Like Joylene, I’ve been fascinated by the personality differences in my three daughters. I love her advice in this post on how to understanding your child’s personality type can help you parent him or her better.
I recently had a young mom ask me which parenting books helped me raise our 3 daughters over the years. The truth is, I didn’t read parenting books. At least not all the way to the end. I began reading two highly recommended and popular parenting books of that time but before getting too far into them I was disappointed. I found them too … generalized.
“Child will do this and this by such and such an age. When child does this, you as his parent must do this.”
They didn’t take into account that each child is as unique and individual as the fingerprints they bear. And that was what fascinated me about parenting: the fact that each daughter was so very different from her sister. How three girls conceived by the same father and mother could be so unlike one another blew my mind.
One time my husband and I did decide to use the suggestion of one of the parenting books I had just begun. It said that, when disciplining, we should let the child choose her own punishment.
Sweetie and Peaches (not their real names) were five and three at the time. I don’t remember their crime but we brought them before us and told them they needed to choose a punishment for what they had done. Sweetie thought for less than 2 seconds and then announced, “I think I should go to my room for one hour.”
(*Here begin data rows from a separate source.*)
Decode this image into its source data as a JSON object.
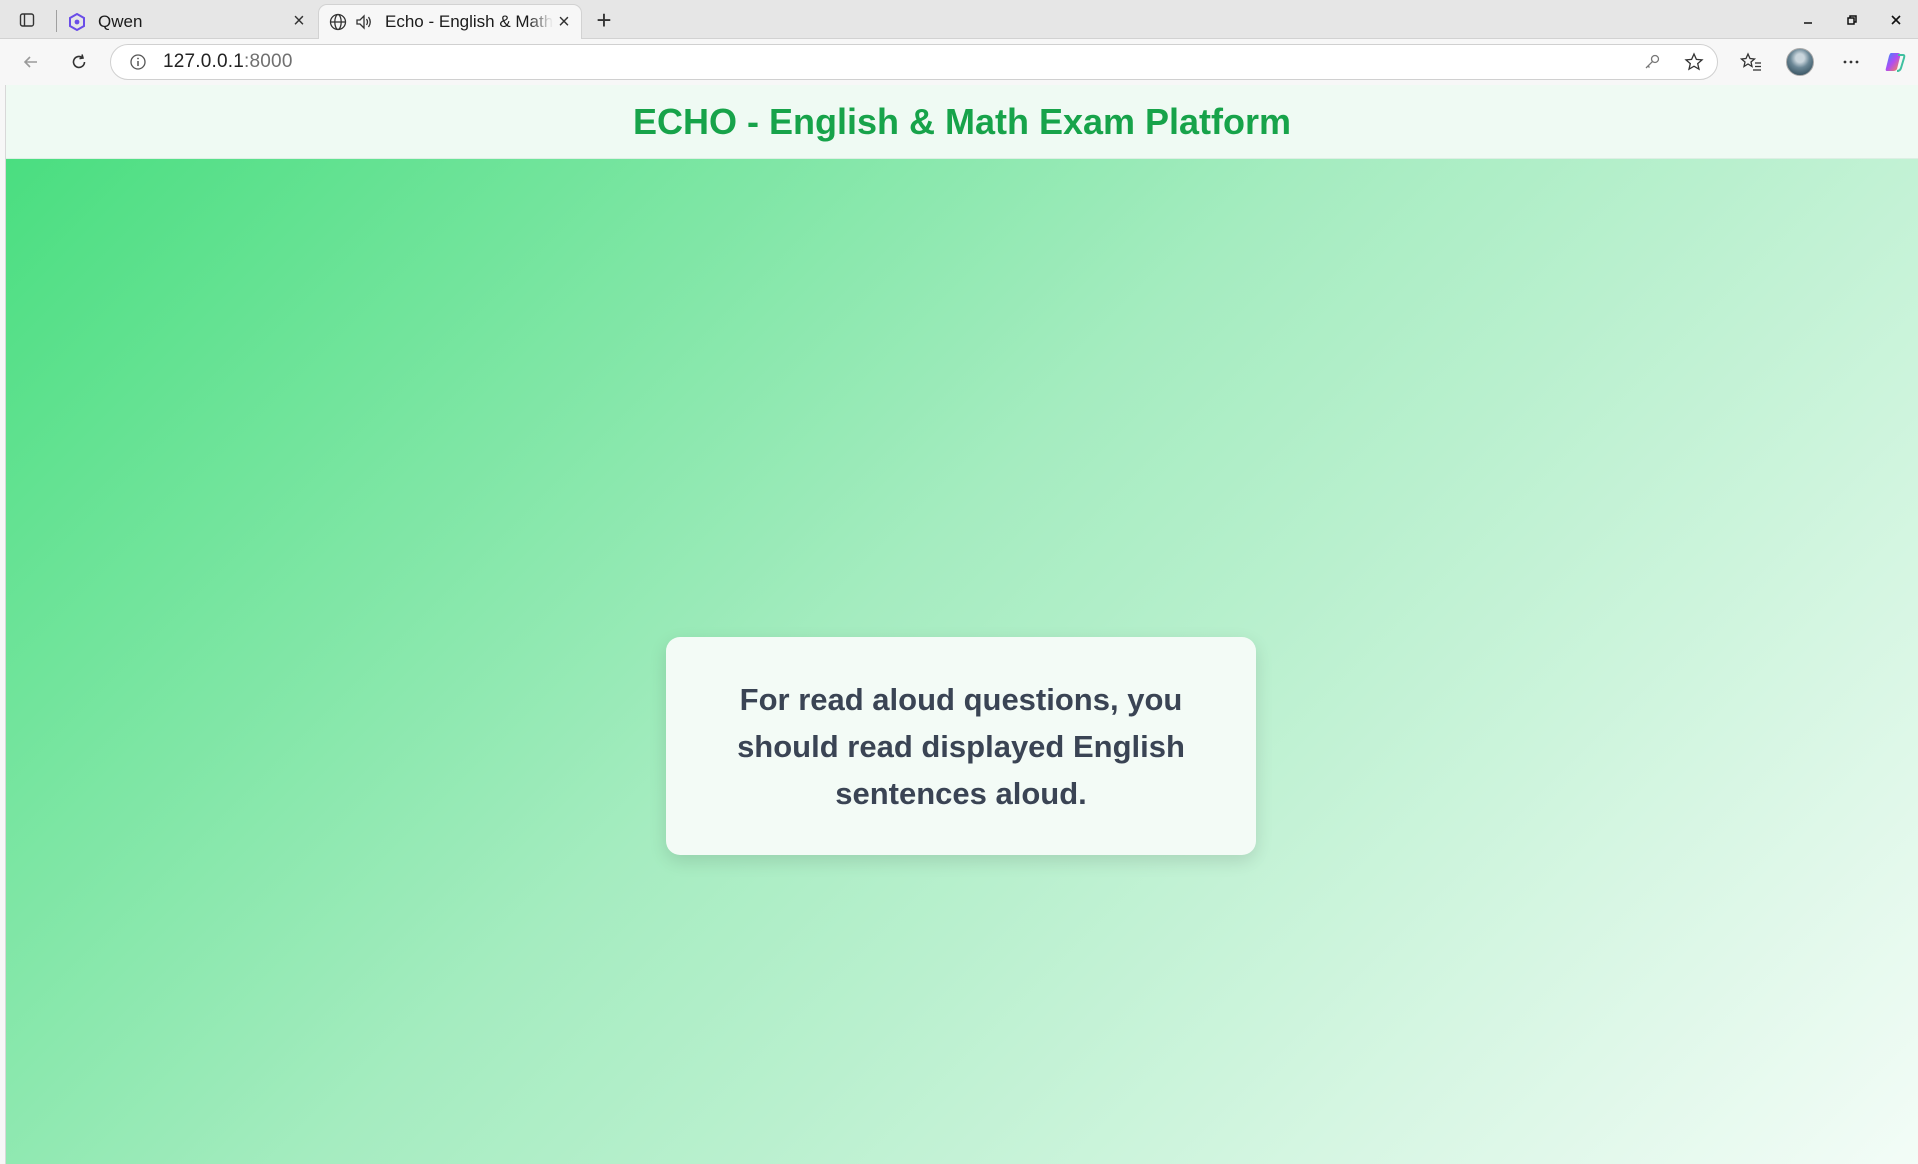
{
  "browser": {
    "tabs": [
      {
        "title": "Qwen",
        "favicon": "qwen-logo-icon",
        "active": false
      },
      {
        "title": "Echo - English & Math Exam Platform",
        "favicon": "globe-icon",
        "audio": "speaker-icon",
        "active": true
      }
    ],
    "address": {
      "host": "127.0.0.1",
      "port": ":8000"
    },
    "icons": [
      "tab-actions-icon",
      "close-icon",
      "new-tab-icon",
      "minimize-icon",
      "restore-icon",
      "back-icon",
      "refresh-icon",
      "info-icon",
      "key-icon",
      "star-icon",
      "favorites-icon",
      "more-icon",
      "copilot-icon"
    ]
  },
  "page": {
    "header_title": "ECHO - English & Math Exam Platform",
    "instruction": "For read aloud questions, you should read displayed English sentences aloud."
  },
  "colors": {
    "title_green": "#17a34a",
    "gradient_start": "#4ade80",
    "gradient_end": "#f3fcf7",
    "card_text": "#3a4454"
  }
}
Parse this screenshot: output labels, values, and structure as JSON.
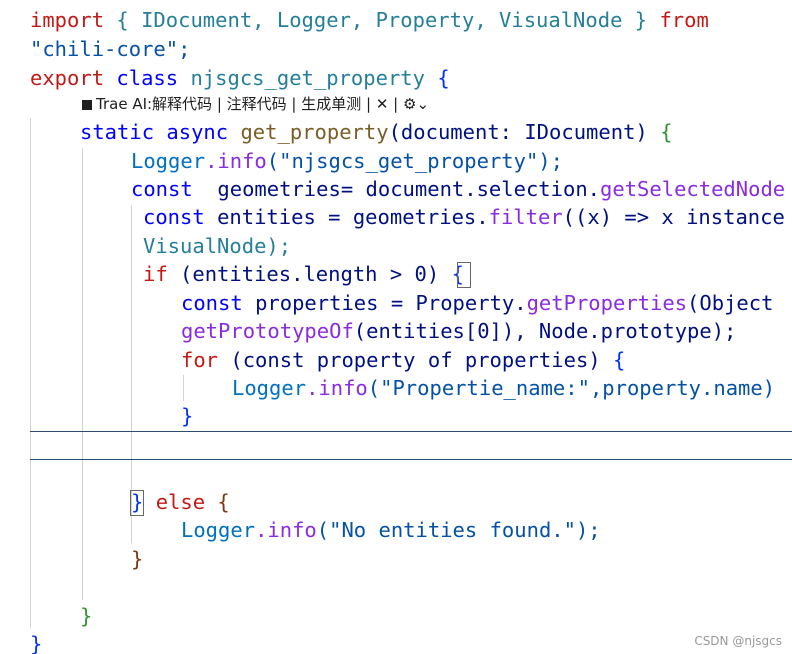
{
  "code": {
    "l1_import": "import",
    "l1_names": "{ IDocument, Logger, Property, VisualNode }",
    "l1_from": "from",
    "l2_module": "\"chili-core\";",
    "l3_export": "export",
    "l3_class": "class",
    "l3_name": "njsgcs_get_property",
    "l3_brace": "{",
    "l4_static": "static",
    "l4_async": "async",
    "l4_fn": "get_property",
    "l4_param": "(document: IDocument)",
    "l4_brace": "{",
    "l5_logger": "Logger",
    "l5_info": ".info",
    "l5_arg": "(\"njsgcs_get_property\");",
    "l6_const": "const",
    "l6_var": "geometries=",
    "l6_expr": "document.selection.",
    "l6_call": "getSelectedNode",
    "l7_const": "const",
    "l7_var": "entities",
    "l7_eq": " = geometries.",
    "l7_filter": "filter",
    "l7_rest": "((x) => x instance",
    "l8_text": "VisualNode);",
    "l9_if": "if",
    "l9_cond": "(entities.length > 0)",
    "l9_brace": "{",
    "l10_const": "const",
    "l10_var": "properties",
    "l10_eq": " = Property.",
    "l10_call": "getProperties",
    "l10_rest": "(Object",
    "l11_call": "getPrototypeOf",
    "l11_rest": "(entities[0]), Node.prototype);",
    "l12_for": "for",
    "l12_rest": "(const property of properties)",
    "l12_brace": "{",
    "l13_logger": "Logger",
    "l13_info": ".info",
    "l13_rest": "(\"Propertie_name:\",property.name)",
    "l14_close": "}",
    "l17_close": "}",
    "l17_else": "else",
    "l17_brace": "{",
    "l18_logger": "Logger",
    "l18_info": ".info",
    "l18_rest": "(\"No entities found.\");",
    "l19_close": "}",
    "l21_close": "}",
    "l22_close": "}"
  },
  "codelens": {
    "text": "Trae AI:解释代码 | 注释代码 | 生成单测 | ✕ |",
    "icon": "trae-icon",
    "chevron": "⌄"
  },
  "watermark": "CSDN @njsgcs"
}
Ah yes, her room. Where all of her favourite toys and, especially, her paper and pencil crayons were. She loved to draw. Clever girl.
But that was the punishment she had chosen and so we sent her to her room.
Then we looked at 3-year-old Peaches.
“Well Peaches, what do you think your punishment should be?”
She looked up at us with her big solemn eyes and, imagining the worst possible punishment, said, “Pour boiling water on me.” (blink blink)
At this point, hubby looked over at me and said, “I don’t think this is working.” (Of course we gave her a more reasonable punishment chosen by us.)
There were, however, 2 books I did read all the way to the end that I found interesting and helpful. But I wouldn’t call them parenting books. They were more what I’d call getting-to-know-your-child books.
The first one was The Birth Order Book by Dr. Kevin Leman. You can still find it in bookstores and it is still receiving 4.5 stars out of 5.
I don’t recall the title of the other book and I’m sure it is out of print, but it used the Myers Briggs method for determining personality types in a child. There are lots of new books and websites that deal with personality types in children, such as this one on Kidzmet.
The point is that, rather than lump all children in the same bag, I worked with each daughter according to her own individual personality. What worked with one child didn’t work with the other, etc.
I read and learned about what the basic personality types were and what I could expect from the girls’ birth order. Then I watched my children and learned who they were. It would be rare for anyone to exactly fit a personality profile. So, it was a matter of being always aware and constantly seeking understanding for why they did the things they did, and then following through accordingly.
Kind of like jello, the basic rules of life and family boundaries were firm, but able to take the particular shape of whatever the moment required.
Never touch a hot stove.
In our family, we work before we play … but sometimes turning work into play gets the job done in a fun and happy way.
It was a tricky dance and sometimes jiggly, like jello.
Through it all, my mainstay was prayer. Prayer for my husband and me—for wisdom and guidance, strength and patience as we parented. Prayer for the girls—that they would grow up strong of spirit and of body, and that they would be the best of friends always.
Our oldest turns 30 in a month and it delights me to watch her and her husband parent their own strong-willed son. Many times I am taken back to when she was his age and fighting for her right to be heard. And it dawns on me that by listening to them and being aware of who they were and who they were becoming, they taught me how to parent them.
Joylene M. Bailey writes because. What began as making up childhood stories to put herself to sleep at night, became creating stories and songs for her three daughters. This entertainment morphed into writing articles and stories for children’s publications, writing rhymes for her grandson, and blogging. Her current work in progress is a novel about a wandering little girl and her flawed but loving mother. Joylene and her husband live in Edmonton, Alberta, and are enjoying their recent transition to empty nesting.